Here’s my take – whether you are 28 -49 (GenX) or 50 – 63 (Boomers), you need to be prepared to change jobs, career shift, go into business for yourself, or “retire” at any point in time. As the number of creative, well paying full-time positions shrink, and companies control costs by hiring contractors and part-time workers on a project by project basis, we as a work force need to be taking steps to stay current, and growing personally, in any number of areas. We cannot afford to rely upon our companies to assume the patriarchical role they have in the past, taking care of their employees from the time they are hired until they are ready to retire. We cannot afford to assume they will do anything beyond three to five years, unless we are actively showcasing our value to the company. Each of us needs to learn how to live with the constant change, market ourselves, and our personal brand – who we are – needs to be powerful enough to shine without being seen in face to face situations.
The key to starting this journey is in discovering who you are and knowing that it is okay to be you. You may then choose to begin to actively and intentionally pursue life based on interests you are passionate about, working from your strengths, gifts, abilities and most importantly, your purpose. Your work will become meaningful, and you will be able to fluidly move with the changes we are bound to see over the coming years, whether you stay in your current position or move elsewhere.
You can live a life of purpose and passion.

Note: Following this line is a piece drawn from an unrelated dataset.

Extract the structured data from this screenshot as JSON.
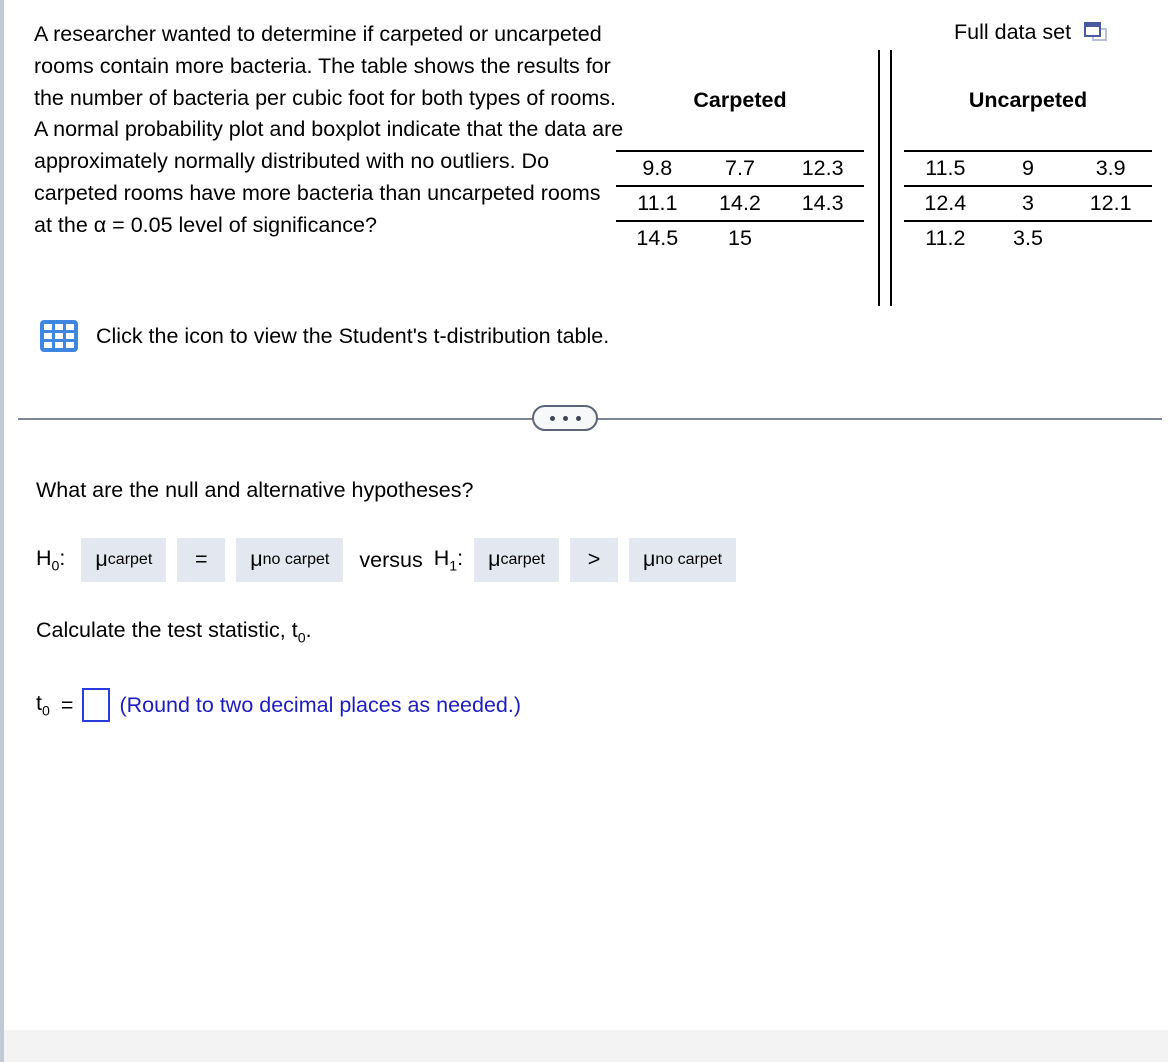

Georgia Feiste, owner of Collaborative Transitions, located in Lincoln, NE, is a life transitions coach, writer, and workshop facilitator. She specializes in business, career and personal life transitions. Coming from a 30 year background in a C-level corporate position, she is uniquely skilled in providing support and encouragement as her clients set intentional goals to attain their desires, holding open the space they need to stretch and grow. Her passion is success grounded in purpose and passion, standards of integrity and priorities in life. Her website is http://www.collaborativetransitions.com, where she blogs about business and career, and http://www.rainbowbridgecoach, where she and many other coaches blog about mind, body, spirit and emotion. Georgia can be reached at (402) 484-8098.